Music@Menlo’s winter series, occasional concerts designed to keep the chamber music lover’s heart warm during the long months between editions of its summer festival, gave an especially choice concert Wednesday, Jan. 11, at the Menlo-Atherton Center for the Performing Arts.
The performers were the members of the Pacifica Quartet, the ensemble that enriched the 2009 summer festival with a cycle of Mendelssohn’s string quartets. This time they offered a more varied program of Beethoven, Shostakovich and Ravel.
This was a real connoisseur’s concert, something to delight anyone who enjoys chamber music. The performances had complete narrative clarity. Each section of every movement was simply shaped, straightforwardly and cleanly presented and — whenever possible — light and charming. Even someone unfamiliar with this music, who had come only out of curiosity over what could be so appealing about such esoteric music, could have been won over by this elegant and absorbing music.
The only thing impossible to say is which of the three pieces was the best. They were all the best.

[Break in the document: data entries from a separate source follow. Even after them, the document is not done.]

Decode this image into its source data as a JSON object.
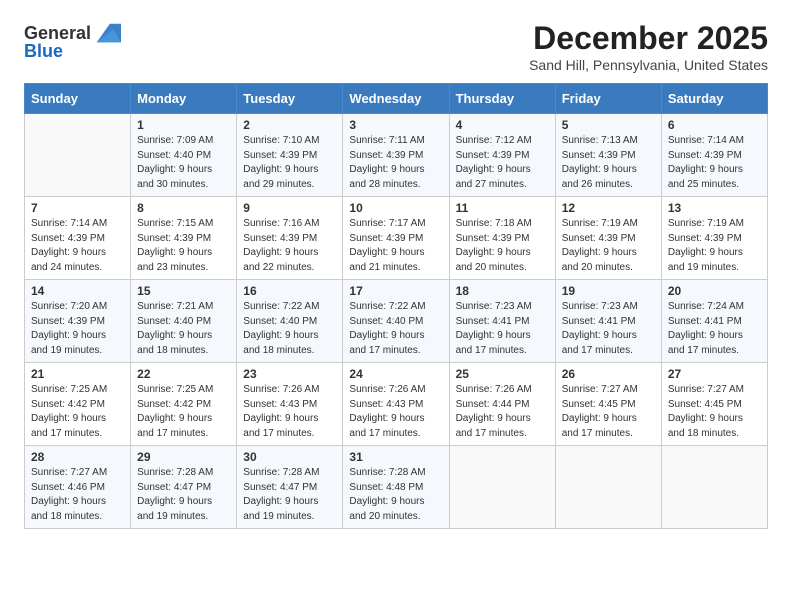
{
  "header": {
    "logo_general": "General",
    "logo_blue": "Blue",
    "month": "December 2025",
    "location": "Sand Hill, Pennsylvania, United States"
  },
  "weekdays": [
    "Sunday",
    "Monday",
    "Tuesday",
    "Wednesday",
    "Thursday",
    "Friday",
    "Saturday"
  ],
  "weeks": [
    [
      {
        "day": "",
        "info": ""
      },
      {
        "day": "1",
        "info": "Sunrise: 7:09 AM\nSunset: 4:40 PM\nDaylight: 9 hours\nand 30 minutes."
      },
      {
        "day": "2",
        "info": "Sunrise: 7:10 AM\nSunset: 4:39 PM\nDaylight: 9 hours\nand 29 minutes."
      },
      {
        "day": "3",
        "info": "Sunrise: 7:11 AM\nSunset: 4:39 PM\nDaylight: 9 hours\nand 28 minutes."
      },
      {
        "day": "4",
        "info": "Sunrise: 7:12 AM\nSunset: 4:39 PM\nDaylight: 9 hours\nand 27 minutes."
      },
      {
        "day": "5",
        "info": "Sunrise: 7:13 AM\nSunset: 4:39 PM\nDaylight: 9 hours\nand 26 minutes."
      },
      {
        "day": "6",
        "info": "Sunrise: 7:14 AM\nSunset: 4:39 PM\nDaylight: 9 hours\nand 25 minutes."
      }
    ],
    [
      {
        "day": "7",
        "info": "Sunrise: 7:14 AM\nSunset: 4:39 PM\nDaylight: 9 hours\nand 24 minutes."
      },
      {
        "day": "8",
        "info": "Sunrise: 7:15 AM\nSunset: 4:39 PM\nDaylight: 9 hours\nand 23 minutes."
      },
      {
        "day": "9",
        "info": "Sunrise: 7:16 AM\nSunset: 4:39 PM\nDaylight: 9 hours\nand 22 minutes."
      },
      {
        "day": "10",
        "info": "Sunrise: 7:17 AM\nSunset: 4:39 PM\nDaylight: 9 hours\nand 21 minutes."
      },
      {
        "day": "11",
        "info": "Sunrise: 7:18 AM\nSunset: 4:39 PM\nDaylight: 9 hours\nand 20 minutes."
      },
      {
        "day": "12",
        "info": "Sunrise: 7:19 AM\nSunset: 4:39 PM\nDaylight: 9 hours\nand 20 minutes."
      },
      {
        "day": "13",
        "info": "Sunrise: 7:19 AM\nSunset: 4:39 PM\nDaylight: 9 hours\nand 19 minutes."
      }
    ],
    [
      {
        "day": "14",
        "info": "Sunrise: 7:20 AM\nSunset: 4:39 PM\nDaylight: 9 hours\nand 19 minutes."
      },
      {
        "day": "15",
        "info": "Sunrise: 7:21 AM\nSunset: 4:40 PM\nDaylight: 9 hours\nand 18 minutes."
      },
      {
        "day": "16",
        "info": "Sunrise: 7:22 AM\nSunset: 4:40 PM\nDaylight: 9 hours\nand 18 minutes."
      },
      {
        "day": "17",
        "info": "Sunrise: 7:22 AM\nSunset: 4:40 PM\nDaylight: 9 hours\nand 17 minutes."
      },
      {
        "day": "18",
        "info": "Sunrise: 7:23 AM\nSunset: 4:41 PM\nDaylight: 9 hours\nand 17 minutes."
      },
      {
        "day": "19",
        "info": "Sunrise: 7:23 AM\nSunset: 4:41 PM\nDaylight: 9 hours\nand 17 minutes."
      },
      {
        "day": "20",
        "info": "Sunrise: 7:24 AM\nSunset: 4:41 PM\nDaylight: 9 hours\nand 17 minutes."
      }
    ],
    [
      {
        "day": "21",
        "info": "Sunrise: 7:25 AM\nSunset: 4:42 PM\nDaylight: 9 hours\nand 17 minutes."
      },
      {
        "day": "22",
        "info": "Sunrise: 7:25 AM\nSunset: 4:42 PM\nDaylight: 9 hours\nand 17 minutes."
      },
      {
        "day": "23",
        "info": "Sunrise: 7:26 AM\nSunset: 4:43 PM\nDaylight: 9 hours\nand 17 minutes."
      },
      {
        "day": "24",
        "info": "Sunrise: 7:26 AM\nSunset: 4:43 PM\nDaylight: 9 hours\nand 17 minutes."
      },
      {
        "day": "25",
        "info": "Sunrise: 7:26 AM\nSunset: 4:44 PM\nDaylight: 9 hours\nand 17 minutes."
      },
      {
        "day": "26",
        "info": "Sunrise: 7:27 AM\nSunset: 4:45 PM\nDaylight: 9 hours\nand 17 minutes."
      },
      {
        "day": "27",
        "info": "Sunrise: 7:27 AM\nSunset: 4:45 PM\nDaylight: 9 hours\nand 18 minutes."
      }
    ],
    [
      {
        "day": "28",
        "info": "Sunrise: 7:27 AM\nSunset: 4:46 PM\nDaylight: 9 hours\nand 18 minutes."
      },
      {
        "day": "29",
        "info": "Sunrise: 7:28 AM\nSunset: 4:47 PM\nDaylight: 9 hours\nand 19 minutes."
      },
      {
        "day": "30",
        "info": "Sunrise: 7:28 AM\nSunset: 4:47 PM\nDaylight: 9 hours\nand 19 minutes."
      },
      {
        "day": "31",
        "info": "Sunrise: 7:28 AM\nSunset: 4:48 PM\nDaylight: 9 hours\nand 20 minutes."
      },
      {
        "day": "",
        "info": ""
      },
      {
        "day": "",
        "info": ""
      },
      {
        "day": "",
        "info": ""
      }
    ]
  ]
}
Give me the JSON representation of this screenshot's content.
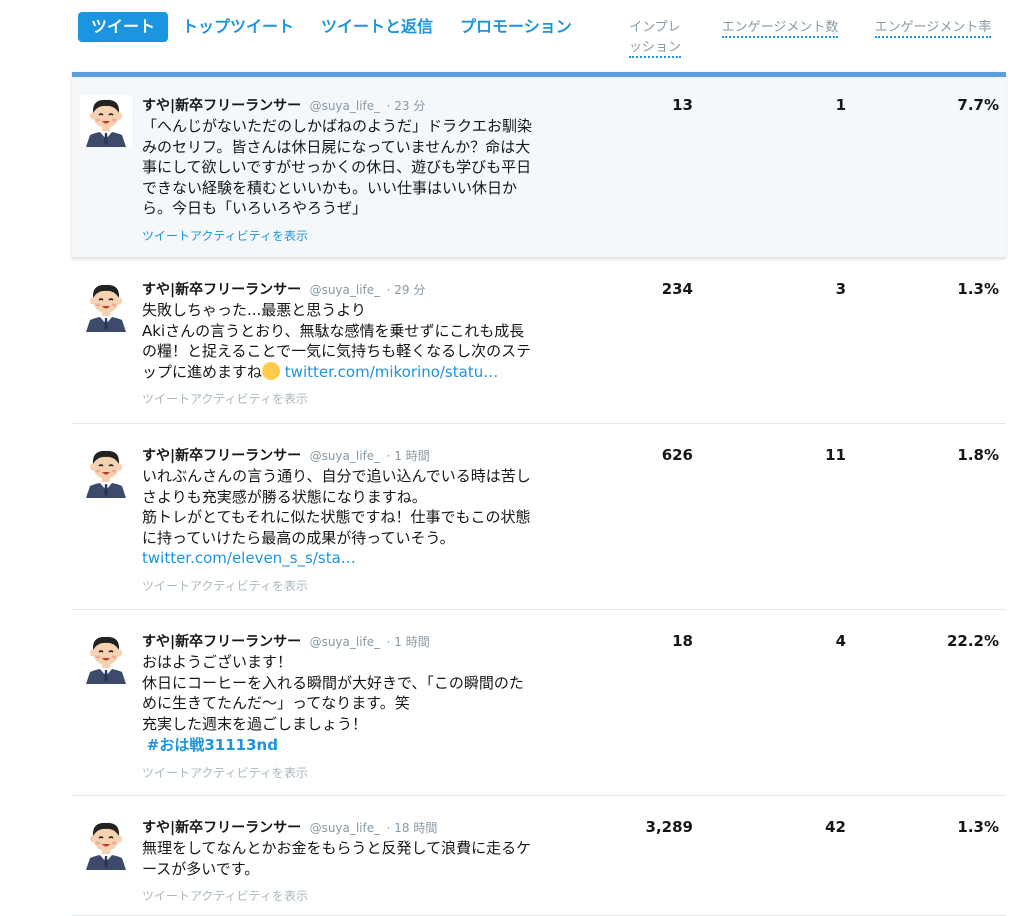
{
  "tabs": [
    {
      "label": "ツイート",
      "active": true
    },
    {
      "label": "トップツイート",
      "active": false
    },
    {
      "label": "ツイートと返信",
      "active": false
    },
    {
      "label": "プロモーション",
      "active": false
    }
  ],
  "columns": {
    "impressions_line1": "インプレ",
    "impressions_line2": "ッション",
    "engagements": "エンゲージメント数",
    "engagement_rate": "エンゲージメント率"
  },
  "activity_label": "ツイートアクティビティを表示",
  "colors": {
    "accent": "#1b95e0",
    "selected_bar": "#5c9ee0",
    "muted": "#8899a6"
  },
  "tweets": [
    {
      "name": "すや|新卒フリーランサー",
      "handle": "@suya_life_",
      "time": "· 23 分",
      "lines": [
        "「へんじがないただのしかばねのようだ」ドラクエお馴染",
        "みのセリフ。皆さんは休日屍になっていませんか？命は大",
        "事にして欲しいですがせっかくの休日、遊びも学びも平日",
        "できない経験を積むといいかも。いい仕事はいい休日か",
        "ら。今日も「いろいろやろうぜ」"
      ],
      "impressions": "13",
      "engagements": "1",
      "rate": "7.7%"
    },
    {
      "name": "すや|新卒フリーランサー",
      "handle": "@suya_life_",
      "time": "· 29 分",
      "lines": [
        "失敗しちゃった...最悪と思うより",
        "Akiさんの言うとおり、無駄な感情を乗せずにこれも成長",
        "の糧！と捉えることで一気に気持ちも軽くなるし次のステ",
        "ップに進めますね"
      ],
      "link": "twitter.com/mikorino/statu…",
      "impressions": "234",
      "engagements": "3",
      "rate": "1.3%"
    },
    {
      "name": "すや|新卒フリーランサー",
      "handle": "@suya_life_",
      "time": "· 1 時間",
      "lines": [
        "いれぶんさんの言う通り、自分で追い込んでいる時は苦し",
        "さよりも充実感が勝る状態になりますね。",
        "筋トレがとてもそれに似た状態ですね！仕事でもこの状態",
        "に持っていけたら最高の成果が待っていそう。"
      ],
      "link": "twitter.com/eleven_s_s/sta…",
      "impressions": "626",
      "engagements": "11",
      "rate": "1.8%"
    },
    {
      "name": "すや|新卒フリーランサー",
      "handle": "@suya_life_",
      "time": "· 1 時間",
      "lines": [
        "おはようございます！",
        "休日にコーヒーを入れる瞬間が大好きで、「この瞬間のた",
        "めに生きてたんだ〜」ってなります。笑",
        "充実した週末を過ごしましょう！"
      ],
      "hashtag": "#おは戦31113nd",
      "impressions": "18",
      "engagements": "4",
      "rate": "22.2%"
    },
    {
      "name": "すや|新卒フリーランサー",
      "handle": "@suya_life_",
      "time": "· 18 時間",
      "lines": [
        "無理をしてなんとかお金をもらうと反発して浪費に走るケ",
        "ースが多いです。"
      ],
      "impressions": "3,289",
      "engagements": "42",
      "rate": "1.3%"
    }
  ]
}
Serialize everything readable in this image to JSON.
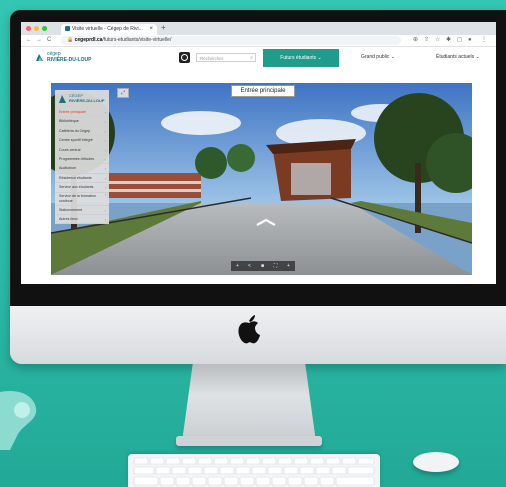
{
  "browser": {
    "tab_title": "Visite virtuelle - Cégep de Rivi...",
    "tab_close": "×",
    "new_tab": "+",
    "url_host": "cegeprdl.ca",
    "url_path": "/futurs-etudiants/visite-virtuelle/",
    "nav": {
      "back": "←",
      "forward": "→",
      "reload": "C"
    },
    "tools": [
      "⊕",
      "⇧",
      "☆",
      "✱",
      "◻",
      "●",
      "⋮"
    ]
  },
  "site": {
    "logo_line1": "cégep",
    "logo_line2": "RIVIÈRE-DU-LOUP",
    "search_placeholder": "Rechercher",
    "search_icon": "search-icon",
    "future_students_label": "Futurs étudiants ⌄",
    "general_public_label": "Grand public ⌄",
    "current_students_label": "Étudiants actuels ⌄"
  },
  "tour": {
    "location_label": "Entrée principale",
    "menu_logo_line1": "CÉGEP",
    "menu_logo_line2": "RIVIÈRE-DU-LOUP",
    "menu_items": [
      "Entrée principale",
      "Bibliothèque",
      "Cafétéria du Cégep",
      "Centre sportif Intégré",
      "Cours central",
      "Programmes d'études",
      "Auditorium",
      "Résidence étudiante",
      "Service aux étudiants",
      "Service de la formation continue",
      "Stationnement",
      "Autres lieux"
    ],
    "active_item": 0,
    "expand_icon": "⤢",
    "controls": [
      "+",
      "<",
      "■",
      "⛶",
      "+"
    ]
  },
  "colors": {
    "accent": "#1f9c8a",
    "brand": "#1a6f86",
    "active_menu": "#d0432e",
    "backdrop": "#2bbba8"
  }
}
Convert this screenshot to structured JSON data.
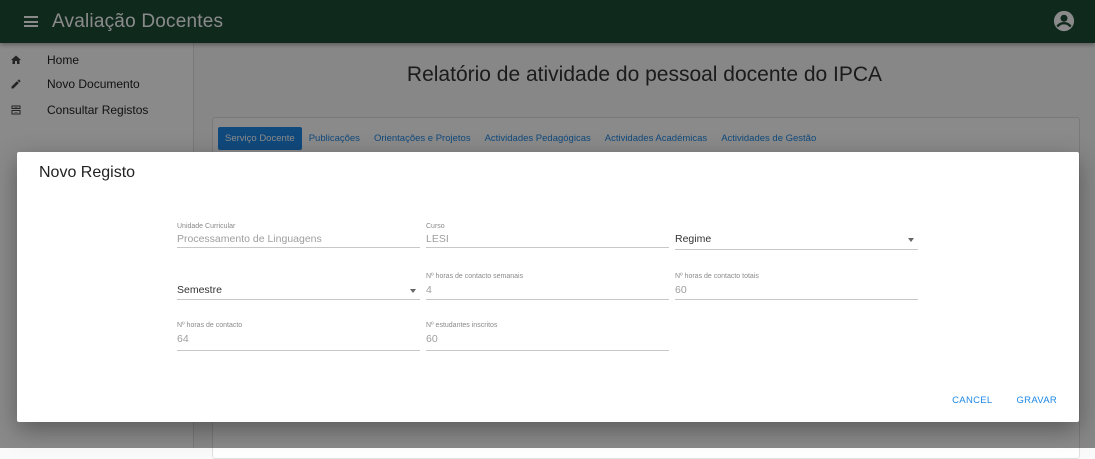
{
  "appbar": {
    "title": "Avaliação Docentes",
    "menu_icon": "hamburger-menu-icon",
    "account_icon": "account-circle-icon"
  },
  "sidebar": {
    "items": [
      {
        "label": "Home",
        "icon": "home-icon"
      },
      {
        "label": "Novo Documento",
        "icon": "pencil-icon"
      },
      {
        "label": "Consultar Registos",
        "icon": "archive-icon"
      }
    ]
  },
  "main": {
    "page_title": "Relatório de atividade do pessoal docente do IPCA",
    "tabs": [
      {
        "label": "Serviço Docente",
        "active": true
      },
      {
        "label": "Publicações"
      },
      {
        "label": "Orientações e Projetos"
      },
      {
        "label": "Actividades Pedagógicas"
      },
      {
        "label": "Actividades Académicas"
      },
      {
        "label": "Actividades de Gestão"
      }
    ]
  },
  "dialog": {
    "title": "Novo Registo",
    "fields": {
      "unidade_curricular": {
        "label": "Unidade Curricular",
        "value": "Processamento de Linguagens"
      },
      "curso": {
        "label": "Curso",
        "value": "LESI"
      },
      "regime": {
        "label": "",
        "value": "Regime"
      },
      "semestre": {
        "label": "",
        "value": "Semestre"
      },
      "horas_semanais": {
        "label": "Nº horas de contacto semanais",
        "value": "4"
      },
      "horas_totais": {
        "label": "Nº horas de contacto totais",
        "value": "60"
      },
      "horas_contacto": {
        "label": "Nº horas de contacto",
        "value": "64"
      },
      "estudantes": {
        "label": "Nº estudantes inscritos",
        "value": "60"
      }
    },
    "actions": {
      "cancel": "CANCEL",
      "save": "GRAVAR"
    }
  },
  "colors": {
    "appbar": "#1d4d36",
    "accent": "#1e88e5"
  }
}
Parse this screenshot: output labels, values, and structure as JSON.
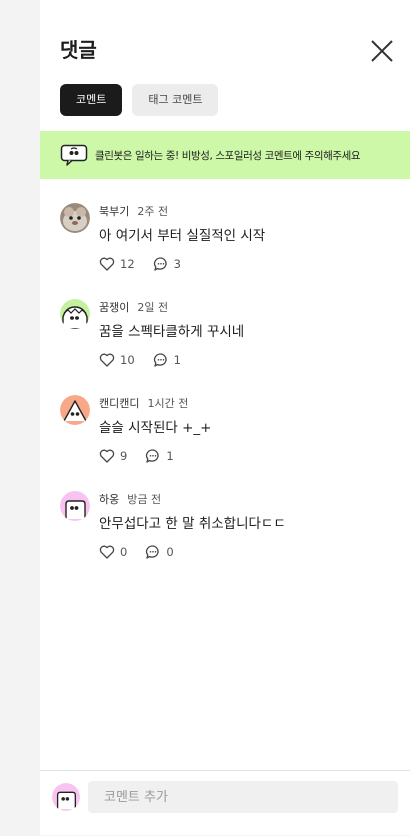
{
  "header": {
    "title": "댓글"
  },
  "tabs": [
    {
      "label": "코멘트",
      "active": true
    },
    {
      "label": "태그 코멘트",
      "active": false
    }
  ],
  "notice": {
    "text": "클린봇은 일하는 중! 비방성, 스포일러성 코멘트에 주의해주세요",
    "background": "#ccf8a8"
  },
  "comments": [
    {
      "author": "북부기",
      "time": "2주 전",
      "text": "아 여기서 부터 실질적인 시작",
      "likes": "12",
      "replies": "3",
      "avatar": "photo-avatar"
    },
    {
      "author": "꿈쟁이",
      "time": "2일 전",
      "text": "꿈을 스펙타클하게 꾸시네",
      "likes": "10",
      "replies": "1",
      "avatar": "green-character-avatar"
    },
    {
      "author": "캔디캔디",
      "time": "1시간 전",
      "text": "슬슬 시작된다 +_+",
      "likes": "9",
      "replies": "1",
      "avatar": "orange-character-avatar"
    },
    {
      "author": "하옹",
      "time": "방금 전",
      "text": "안무섭다고 한 말 취소합니다ㄷㄷ",
      "likes": "0",
      "replies": "0",
      "avatar": "pink-character-avatar"
    }
  ],
  "footer": {
    "placeholder": "코멘트 추가"
  }
}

Beethoven’s Quartet in B-flat, Op. 18, No. 6, is one of his early works, from a set announcing that here was a pupil of Haydn and follower of Mozart ready to produce a set of quartets like theirs, only with a little extra brusqueness that foreshadowed the craggy Beethoven to come. For most of this work, the Pacifica Quartet kept up that image of a shaggier Haydn. Cellist Brandon Vamos’ intense expressions and first violinist Simin Ganatra’s obvious delight in sweet passages were visual expressions of the combination of light elegance with intermittent bumps on display here.
The finale was different. This begins with a long Adagio passage tagged “melancholy” by Beethoven. In this performance, a tinge of that melancholy was heard even in the cheerful country dance that follows. All is not fun in this post-Haydn world, but it remains elegant.
The five movements of Shostakovich’s Quartet No. 3 in F, Op. 73, form a series of tableaus depicting the emotional impact of the onset through the aftermath of World War II. The opening scene of innocent cheerfulness could have come from the earlier movements of the Beethoven piece, while the final summation echoed the melancholia in Beethoven’s finale. The second movement, anticipating war, is the one that Pacifica played around with the most. It sounded cheeky rather than foreboding.
Only the remaining two movements, depicting the war itself as a violent scherzo and the aftermath as a tragic elegy, were as rough and harsh as Shostakovich intended. This was the only music like that in the concert. They demonstrated that the Pacifica Quartet has that language in its vocabulary too.
Ganatra drove Shostakovich’s frequent sliding glissandi forcefully through the work. Several solo passages for viola, a favorite instrument of the composer’s, were played by Masumi Per Rostad with an ideally suitable combination of earnestness and simplicity.
Ravel’s Quartet in F was his demonstration that his experimental impressionist style could be poured into classical forms. Unsurprisingly, the Pacifica Quartet preferred it dry rather than lush. Sections of the outer movements that are usually relaxed and indulgent were brisk and pragmatic here. The exotic passages of the slow movement, instead of being over-ripe, sounded astringent and weird, making Ravel a compatriot of Shostakovich. The pizzicato passages of the scherzo exploded, not so much with energy as with crisp precision.
The Pacifica Quartet has grown as an ensemble over the years. Back in 2009, I could hear the increased depth and subtlety in their Mendelssohn over the already fine recording they’d made of the set a few years earlier. Today’s Pacifica Quartet — still the same players over all this time — has evolved a greater unity of sound quality. They have mastered above all the clarity of its performance.
The final concert of Menlo’s winter series, on May 21, will feature clarinetist David Shifrin in Messiaen’s haunting “Quartet for the End of Time” and a new commission by Andy Akiho. This year’s summer festival will last for three weeks beginning July 15. Announcements of the program will be made in April.